The Michigan Wine Showcase will feature more than 20 Michigan wineries, including:
Bel Lago Vineyards
Black Star Farms
Bowers Harbor Vineyards
Chateau Grand Traverse
Cherry Creek Cellars
Fenn Valley Vineyards
Founders Wine Cellar
Left Foot Charley
Sandhill Crane Vineyards
Shady Lane Cellars
Sleeping Bear Winery
St. Julian Wine Company
I was happy to get back to London, especially after missing the previous tasting that profiled some of Napa’s super stock, to taste the wines of Burgundy, which is the feature release. The secondary release is wines of South Africa and to be blunt, I found them more interesting than the Burgundies. So please read on. (Click images to enlarge)
Wine from the Burgundy release.
208496 VINCENT MORIN LACOMBE PINOT NOIR BOURGOGNE 2009 $16.95
Perfume and dark fruit, good concentration, a note of lavender, anise and steely mineral, all create alluring aromas to this top value Pinot. There is some tannin, but the silky unobtrusive type, blackcurrant takes pride of place on the palate and overall, the balance is spot on. Find this wine
124305 DOMAINE LOUIS MOREAU CHABLIS 2009 $22.95
Typical notes of wet stone and mineral combine with simple fruit aromas of apple, grapefruit zest and a touch of roasted nut. Nice clean fruit on the palate, mineral components increase, finish is decent, but disappears too soon.

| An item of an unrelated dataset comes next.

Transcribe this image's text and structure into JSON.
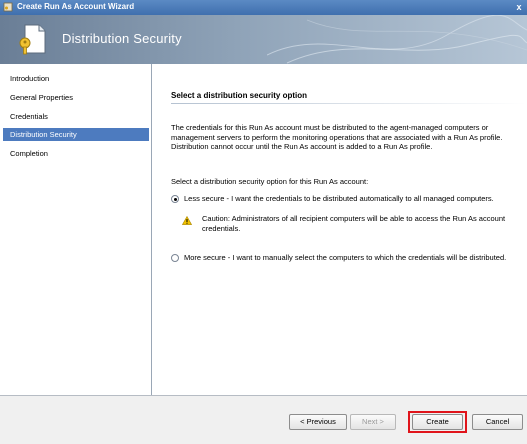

Find this wine
209502 DOMAINE TAUPENOT MERME GEVREY CHAMBERTIN BEL AIR 1ER CRU 2007 $79.95
Spicy with a touch of dried mint, black cherry, that is quite floral and perfumed. Good structure on the palate, a soft and creamy texture with plenty of red fruit, cranberry and dusty cedar. A pretty and elegant wine, showing a touch of tannin, but nonetheless, enjoyable now. Find this wine
210864 DOMAINE GILLE CÔTES DE NUITS-VILLAGES 2008 $24.95
The aromas of dark cherry, forest floor and blackberry are compelling to say the least. It has a pleasing texture, acidity is spot on, the dark cherry turns tart, but the tasty flavours of iron and mineral are duly noted. A nice wine, albeit short on the finish. Find this wine
210906 DOMAINE MARCHAND GRILLOT MOREY-SAINT DENIS 2008 $39.95
This almost looks like a Rose in the glass, very pale, with faint aromas of clove, cake spice, perfume, rhubarb and cola. Disappointing on the palate, so light, so lacklustre, I think the tasting panel, judging from their accolades, had a totally different wine than we did! Find this wine